So I just got back from an encore performance at my daughter’s fifth grade class. They’ve got less than a week of school left and the teacher had basically warned me not to expect them to want to learn anything new, so I decided to just have fun with it.
At this age (10, 11ish), death and dying are still pretty cool. When we did Macbeth, it was the prospect of swinging a foam sword and maybe killing your best friend that made it exciting. So I decided to go with that theme. I got a bag and filled it up with over 100 slips of paper containing the wide variety of ways to die in Shakespeare’s time. These included:
died at birth
died giving birth
hanged for poaching
drawn and quartered
burned at the stake
died in the war (drowned, hit by cannonball, scurvy, etc…)
killed in a bar fight
I honestly can’t remember how many I made. Of course there were a few variations on “Still Alive”, too.
I explained to the kids how lucky we are that Shakespeare lived to be 52 years old, and how easy it would have been for him to have died much younger. How his son died, and his sisters, and eventually Marlowe.
Told them all the stand up and, one by one, draw from the hat. If you were still alive, you played in the next round.

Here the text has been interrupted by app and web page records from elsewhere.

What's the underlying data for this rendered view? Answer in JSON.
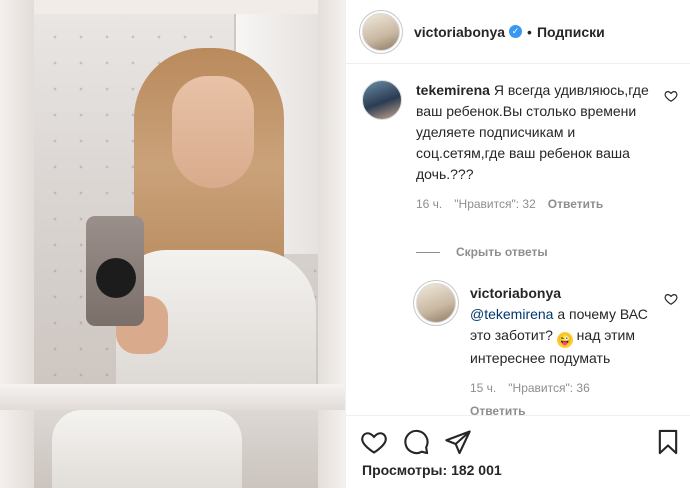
{
  "post": {
    "author": "victoriabonya",
    "follow_status": "Подписки",
    "views_label": "Просмотры:",
    "views_count": "182 001"
  },
  "comments": [
    {
      "author": "tekemirena",
      "text": "Я всегда удивляюсь,где ваш ребенок.Вы столько времени уделяете подписчикам и соц.сетям,где ваш ребенок ваша дочь.???",
      "time": "16 ч.",
      "likes": "\"Нравится\": 32",
      "reply_label": "Ответить"
    }
  ],
  "hide_replies_label": "Скрыть ответы",
  "reply": {
    "author": "victoriabonya",
    "mention": "@tekemirena",
    "text_before_emoji": " а почему ВАС это заботит?",
    "emoji": "😜",
    "text_after_emoji": " над этим интереснее подумать",
    "time": "15 ч.",
    "likes": "\"Нравится\": 36",
    "reply_label": "Ответить"
  },
  "icons": {
    "like": "heart-icon",
    "comment": "comment-icon",
    "share": "share-icon",
    "save": "bookmark-icon",
    "verified": "verified-badge-icon"
  },
  "colors": {
    "text": "#262626",
    "secondary": "#8e8e8e",
    "mention": "#00376b",
    "verified": "#3897f0"
  }
}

Otherwise you died, sit down.
They *loved* it. One kid, before drawing, said “I hope I die!” He got typhoid. So I explained to him what that was and just how gruesome his death would have been. That’s how it went, around the room, me explaining the circumstances and gory details of each death.

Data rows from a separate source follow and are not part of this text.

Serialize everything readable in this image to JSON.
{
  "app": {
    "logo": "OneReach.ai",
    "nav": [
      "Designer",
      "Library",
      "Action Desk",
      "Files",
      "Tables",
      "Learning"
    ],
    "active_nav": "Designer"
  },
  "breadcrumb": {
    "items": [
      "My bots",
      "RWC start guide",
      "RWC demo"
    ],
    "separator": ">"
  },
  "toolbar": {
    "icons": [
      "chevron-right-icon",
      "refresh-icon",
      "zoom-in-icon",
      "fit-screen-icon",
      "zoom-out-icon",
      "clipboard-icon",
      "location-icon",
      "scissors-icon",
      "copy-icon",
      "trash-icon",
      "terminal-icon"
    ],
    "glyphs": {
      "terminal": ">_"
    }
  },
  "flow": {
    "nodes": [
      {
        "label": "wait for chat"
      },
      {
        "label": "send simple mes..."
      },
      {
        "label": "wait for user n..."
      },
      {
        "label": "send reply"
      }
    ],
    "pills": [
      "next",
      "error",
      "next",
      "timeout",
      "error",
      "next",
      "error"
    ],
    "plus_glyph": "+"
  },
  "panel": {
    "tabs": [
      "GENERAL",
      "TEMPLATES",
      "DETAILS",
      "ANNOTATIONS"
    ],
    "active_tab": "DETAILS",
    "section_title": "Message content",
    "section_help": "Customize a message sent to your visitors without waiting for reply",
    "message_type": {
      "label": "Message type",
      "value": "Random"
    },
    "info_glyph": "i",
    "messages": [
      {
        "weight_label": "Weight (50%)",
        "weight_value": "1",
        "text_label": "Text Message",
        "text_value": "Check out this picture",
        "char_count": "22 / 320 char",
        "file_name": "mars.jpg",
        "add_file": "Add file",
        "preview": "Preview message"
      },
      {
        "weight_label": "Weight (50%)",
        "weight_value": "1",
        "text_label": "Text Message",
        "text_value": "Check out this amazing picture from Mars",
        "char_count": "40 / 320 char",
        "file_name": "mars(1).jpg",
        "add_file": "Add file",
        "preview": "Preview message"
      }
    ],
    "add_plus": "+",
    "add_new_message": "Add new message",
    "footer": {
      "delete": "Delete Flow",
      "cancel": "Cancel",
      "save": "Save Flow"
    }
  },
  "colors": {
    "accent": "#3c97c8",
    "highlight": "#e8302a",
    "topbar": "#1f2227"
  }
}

After the first round, 8 kids were left out of about 24. After the next round just 2. Then both of them died.
They immediately screamed that they wanted to play again. In this round a boy got “Died giving birth”, which brought the place to its knees in hysterics. This time there was eventually just one girl left, and the class insisted that she continue to draw slips until she died. Sure enough she draws an Alive slip again and everybody claims she must be cheating. But then on the next draw she got plague and died.

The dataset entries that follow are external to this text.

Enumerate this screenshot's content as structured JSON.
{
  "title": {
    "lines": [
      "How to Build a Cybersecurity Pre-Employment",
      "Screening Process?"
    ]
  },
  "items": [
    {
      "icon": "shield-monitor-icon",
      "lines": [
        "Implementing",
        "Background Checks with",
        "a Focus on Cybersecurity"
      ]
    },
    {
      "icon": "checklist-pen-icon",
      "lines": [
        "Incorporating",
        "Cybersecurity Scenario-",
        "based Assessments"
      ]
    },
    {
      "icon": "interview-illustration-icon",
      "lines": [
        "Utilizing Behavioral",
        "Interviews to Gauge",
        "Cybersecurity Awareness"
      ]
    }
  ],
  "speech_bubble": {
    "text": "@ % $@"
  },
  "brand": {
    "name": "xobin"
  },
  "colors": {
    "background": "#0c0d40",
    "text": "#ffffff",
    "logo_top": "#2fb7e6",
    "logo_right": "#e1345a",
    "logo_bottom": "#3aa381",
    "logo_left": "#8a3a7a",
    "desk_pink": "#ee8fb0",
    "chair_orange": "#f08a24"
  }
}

Highly recommended, if you’ve got an audience for it. Took me a reasonable portion of my evening to cut up and write out the slips, but totally worth it. I made over 100 slips for the class of 25, which meant that even after 2 rounds of the game there were still plenty to choose from.